What you need to do: Return all the entries exactly, keeping pictures out.

(Dataset rows describing interfaces)
[Start of Attachment]
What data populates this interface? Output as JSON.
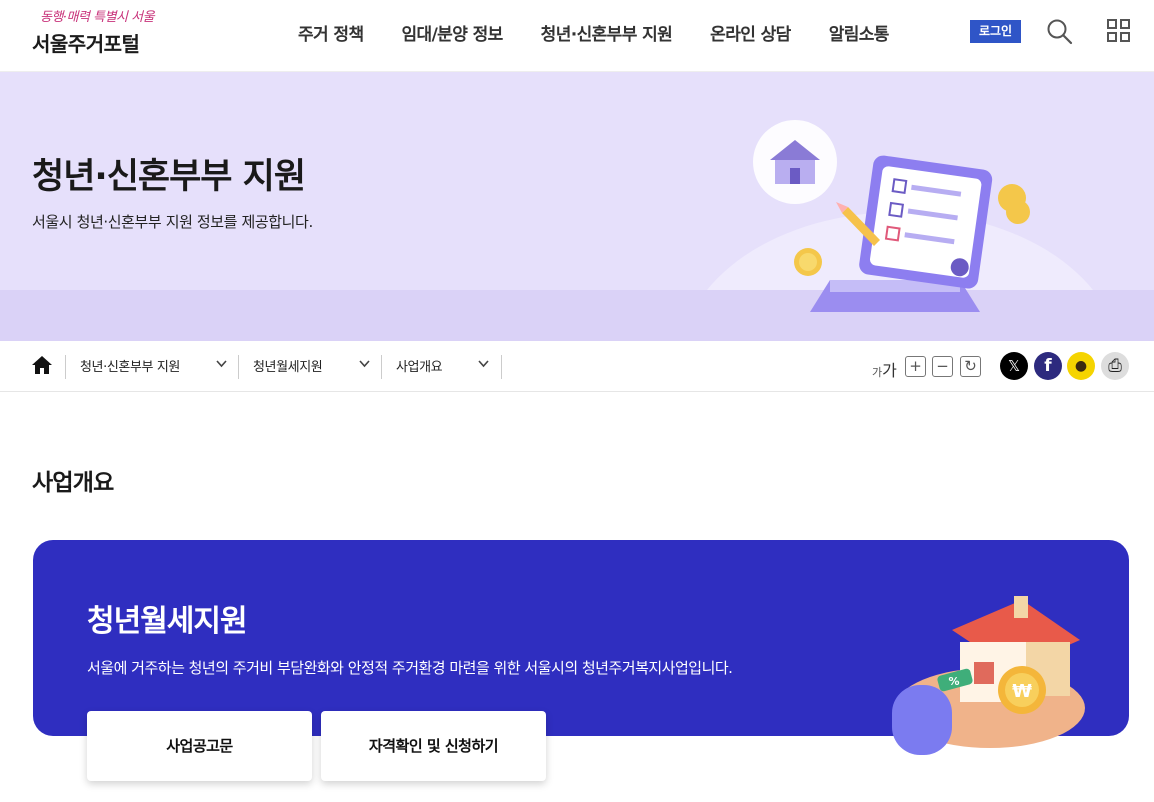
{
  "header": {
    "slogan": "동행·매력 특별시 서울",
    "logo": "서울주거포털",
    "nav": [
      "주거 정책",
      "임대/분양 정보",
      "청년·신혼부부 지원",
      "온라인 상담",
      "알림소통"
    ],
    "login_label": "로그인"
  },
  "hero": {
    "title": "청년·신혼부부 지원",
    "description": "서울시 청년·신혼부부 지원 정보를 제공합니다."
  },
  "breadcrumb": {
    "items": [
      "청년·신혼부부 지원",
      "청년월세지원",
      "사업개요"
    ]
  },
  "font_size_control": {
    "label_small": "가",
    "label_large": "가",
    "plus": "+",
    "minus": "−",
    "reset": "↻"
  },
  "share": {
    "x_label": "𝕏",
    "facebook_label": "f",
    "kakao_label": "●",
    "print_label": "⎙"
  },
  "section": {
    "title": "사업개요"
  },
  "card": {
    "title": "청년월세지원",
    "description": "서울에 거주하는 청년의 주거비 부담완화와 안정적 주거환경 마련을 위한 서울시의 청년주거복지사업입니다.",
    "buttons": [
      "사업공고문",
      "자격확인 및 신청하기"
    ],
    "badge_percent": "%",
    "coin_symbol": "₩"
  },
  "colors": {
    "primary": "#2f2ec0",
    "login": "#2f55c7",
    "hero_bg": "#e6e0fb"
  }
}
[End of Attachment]
Result of the task:
What data populates this interface? Output as JSON.
{
  "header": {
    "slogan": "동행·매력 특별시 서울",
    "logo": "서울주거포털",
    "nav": [
      "주거 정책",
      "임대/분양 정보",
      "청년·신혼부부 지원",
      "온라인 상담",
      "알림소통"
    ],
    "login_label": "로그인"
  },
  "hero": {
    "title": "청년·신혼부부 지원",
    "description": "서울시 청년·신혼부부 지원 정보를 제공합니다."
  },
  "breadcrumb": {
    "items": [
      "청년·신혼부부 지원",
      "청년월세지원",
      "사업개요"
    ]
  },
  "font_size_control": {
    "label_small": "가",
    "label_large": "가",
    "plus": "+",
    "minus": "−",
    "reset": "↻"
  },
  "share": {
    "x_label": "𝕏",
    "facebook_label": "f",
    "kakao_label": "●",
    "print_label": "⎙"
  },
  "section": {
    "title": "사업개요"
  },
  "card": {
    "title": "청년월세지원",
    "description": "서울에 거주하는 청년의 주거비 부담완화와 안정적 주거환경 마련을 위한 서울시의 청년주거복지사업입니다.",
    "buttons": [
      "사업공고문",
      "자격확인 및 신청하기"
    ],
    "badge_percent": "%",
    "coin_symbol": "₩"
  },
  "colors": {
    "primary": "#2f2ec0",
    "login": "#2f55c7",
    "hero_bg": "#e6e0fb"
  }
}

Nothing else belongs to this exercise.